Minnesota Estate and Gift Tax Law Changes
On May 23, 2013, Governor Dayton signed the Omnibus Tax Bill that includes significant changes to the Minnesota estate and gift tax laws. The following are some key provisions of the law:
1. Imposition of New Gift Tax. Under the new law, which is effective for gifts made on or after July 1, 2013, gifts in excess of a lifetime exemption of $1 million will be subject to a 10% flat rate tax. More specifically, an individual is allowed a lifetime credit of $100,000 against this gift tax, so that the credit will effectively shelter $1 million of lifetime gifts. However, the federal gift tax provisions that exclude certain transfers from being subject to gift tax will apply to Minnesota gifts. Consequently, the Minnesota gift tax will not apply to present interest annual exclusion gifts (currently $14,000 per person per year, indexed for inflation), as well as gifts to a spouse and qualifying charitable organizations. The Minnesota gift tax will also apply to gifts of Minnesota property owned by nonresidents.
2. Changes to Minnesota Estate Tax for Residents. Under the new legislation, Minnesota estate tax will now be computed by including gifts made within three years of death. The legislation effectively gives a taxpayer a $2 million exemption ($1 million of lifetime gifts and another $1 million exemption at death), but the lifetime transfer needs to be at least three years prior to death to avoid the pullback into the estate. The legislation makes this provision retroactive to persons dying after December 31, 2012.
3. Changes to Minnesota Estate Tax for Nonresidents. Residents of other states will now be subject to Minnesota estate tax on the value of real and personal property owned in the state of Minnesota that is held in a passthrough entity (such as a S-corporation, partnership, LLC and some forms of trusts).

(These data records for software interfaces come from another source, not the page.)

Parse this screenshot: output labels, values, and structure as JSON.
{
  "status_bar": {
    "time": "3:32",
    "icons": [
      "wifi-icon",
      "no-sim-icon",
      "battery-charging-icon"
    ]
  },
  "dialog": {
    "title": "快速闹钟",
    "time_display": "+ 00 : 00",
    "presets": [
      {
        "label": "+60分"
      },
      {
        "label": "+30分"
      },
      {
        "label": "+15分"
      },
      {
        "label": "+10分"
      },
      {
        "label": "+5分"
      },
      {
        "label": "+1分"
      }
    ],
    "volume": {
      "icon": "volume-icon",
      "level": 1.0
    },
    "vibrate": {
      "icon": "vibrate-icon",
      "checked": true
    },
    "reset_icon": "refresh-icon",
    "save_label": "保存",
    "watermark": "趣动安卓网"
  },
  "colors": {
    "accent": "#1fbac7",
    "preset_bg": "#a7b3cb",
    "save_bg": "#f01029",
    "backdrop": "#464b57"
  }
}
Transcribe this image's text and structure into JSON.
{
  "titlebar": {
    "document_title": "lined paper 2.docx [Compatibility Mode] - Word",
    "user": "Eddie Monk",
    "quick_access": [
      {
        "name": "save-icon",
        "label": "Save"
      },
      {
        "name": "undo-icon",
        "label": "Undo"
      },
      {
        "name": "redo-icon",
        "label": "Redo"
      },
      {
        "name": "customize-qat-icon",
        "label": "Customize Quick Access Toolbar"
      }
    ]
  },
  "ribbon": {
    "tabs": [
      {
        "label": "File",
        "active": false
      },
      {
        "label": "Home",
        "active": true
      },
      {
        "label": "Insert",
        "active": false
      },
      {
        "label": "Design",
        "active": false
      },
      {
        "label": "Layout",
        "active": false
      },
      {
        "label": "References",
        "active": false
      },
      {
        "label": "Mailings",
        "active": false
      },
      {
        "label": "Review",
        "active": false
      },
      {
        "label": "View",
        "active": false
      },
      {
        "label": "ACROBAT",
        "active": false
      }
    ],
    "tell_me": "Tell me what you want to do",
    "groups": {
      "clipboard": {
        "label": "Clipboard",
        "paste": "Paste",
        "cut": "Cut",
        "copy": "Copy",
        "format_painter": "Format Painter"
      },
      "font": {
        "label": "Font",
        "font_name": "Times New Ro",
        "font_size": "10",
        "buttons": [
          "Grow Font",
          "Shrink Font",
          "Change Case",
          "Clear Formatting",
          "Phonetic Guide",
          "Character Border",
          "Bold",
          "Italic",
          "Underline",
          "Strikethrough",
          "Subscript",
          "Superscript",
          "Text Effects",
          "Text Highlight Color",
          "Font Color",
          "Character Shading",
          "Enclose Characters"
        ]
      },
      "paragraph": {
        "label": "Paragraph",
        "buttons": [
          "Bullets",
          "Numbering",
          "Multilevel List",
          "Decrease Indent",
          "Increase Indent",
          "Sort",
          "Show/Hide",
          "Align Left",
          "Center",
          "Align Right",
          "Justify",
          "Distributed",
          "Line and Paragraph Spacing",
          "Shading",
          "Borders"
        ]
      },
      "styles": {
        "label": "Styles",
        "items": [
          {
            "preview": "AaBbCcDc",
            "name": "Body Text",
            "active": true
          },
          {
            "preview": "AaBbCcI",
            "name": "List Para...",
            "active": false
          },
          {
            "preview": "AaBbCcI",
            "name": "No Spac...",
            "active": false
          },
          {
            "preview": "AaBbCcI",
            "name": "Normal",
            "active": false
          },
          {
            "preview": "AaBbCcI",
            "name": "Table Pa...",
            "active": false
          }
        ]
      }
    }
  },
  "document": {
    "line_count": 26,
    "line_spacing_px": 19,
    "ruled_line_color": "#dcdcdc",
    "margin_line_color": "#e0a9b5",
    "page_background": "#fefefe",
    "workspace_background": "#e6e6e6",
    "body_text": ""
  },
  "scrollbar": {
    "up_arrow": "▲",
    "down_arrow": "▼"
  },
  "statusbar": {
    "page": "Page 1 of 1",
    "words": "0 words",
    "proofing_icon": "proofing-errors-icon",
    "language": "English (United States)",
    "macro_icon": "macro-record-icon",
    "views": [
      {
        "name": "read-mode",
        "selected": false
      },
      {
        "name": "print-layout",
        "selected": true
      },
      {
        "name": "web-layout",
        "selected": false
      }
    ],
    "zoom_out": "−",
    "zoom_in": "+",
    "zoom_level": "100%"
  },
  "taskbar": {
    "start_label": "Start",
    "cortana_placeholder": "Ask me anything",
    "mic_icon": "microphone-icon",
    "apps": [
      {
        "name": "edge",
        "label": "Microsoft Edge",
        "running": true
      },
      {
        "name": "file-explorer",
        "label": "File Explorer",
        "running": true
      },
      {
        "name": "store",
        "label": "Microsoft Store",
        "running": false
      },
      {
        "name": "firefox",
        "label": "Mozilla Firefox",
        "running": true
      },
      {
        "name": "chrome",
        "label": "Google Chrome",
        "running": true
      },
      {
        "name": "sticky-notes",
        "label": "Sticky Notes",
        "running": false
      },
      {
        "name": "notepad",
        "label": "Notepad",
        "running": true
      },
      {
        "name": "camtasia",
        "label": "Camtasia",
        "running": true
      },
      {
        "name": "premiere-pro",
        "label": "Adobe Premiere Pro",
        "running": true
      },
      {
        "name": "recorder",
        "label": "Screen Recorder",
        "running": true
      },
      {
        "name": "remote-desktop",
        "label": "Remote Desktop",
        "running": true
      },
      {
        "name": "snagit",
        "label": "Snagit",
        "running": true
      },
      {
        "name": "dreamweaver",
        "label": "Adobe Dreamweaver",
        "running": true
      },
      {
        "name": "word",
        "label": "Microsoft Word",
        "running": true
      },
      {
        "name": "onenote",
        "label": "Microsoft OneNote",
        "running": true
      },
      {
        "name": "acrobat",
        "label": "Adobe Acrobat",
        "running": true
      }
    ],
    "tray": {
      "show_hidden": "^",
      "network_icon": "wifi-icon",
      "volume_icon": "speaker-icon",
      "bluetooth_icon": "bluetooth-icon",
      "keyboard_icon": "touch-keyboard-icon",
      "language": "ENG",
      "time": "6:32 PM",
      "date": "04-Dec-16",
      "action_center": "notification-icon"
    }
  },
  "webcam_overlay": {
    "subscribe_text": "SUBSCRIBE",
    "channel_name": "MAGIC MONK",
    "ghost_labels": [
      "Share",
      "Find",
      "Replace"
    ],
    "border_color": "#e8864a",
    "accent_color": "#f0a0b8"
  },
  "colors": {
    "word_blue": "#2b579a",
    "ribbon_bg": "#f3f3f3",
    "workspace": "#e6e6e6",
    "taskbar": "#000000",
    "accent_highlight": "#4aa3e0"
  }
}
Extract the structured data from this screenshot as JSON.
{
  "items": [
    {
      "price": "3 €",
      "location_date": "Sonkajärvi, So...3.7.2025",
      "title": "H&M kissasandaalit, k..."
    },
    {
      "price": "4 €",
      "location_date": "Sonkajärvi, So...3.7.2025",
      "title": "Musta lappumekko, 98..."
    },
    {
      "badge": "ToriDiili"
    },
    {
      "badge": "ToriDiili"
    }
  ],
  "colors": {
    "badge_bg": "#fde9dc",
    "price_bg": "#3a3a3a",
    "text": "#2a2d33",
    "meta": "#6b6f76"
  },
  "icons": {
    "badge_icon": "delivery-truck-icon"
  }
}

If you are thinking about gifting as part of your estate plan, you may want to act before the gift tax legislation goes into effect in July 1, 2013.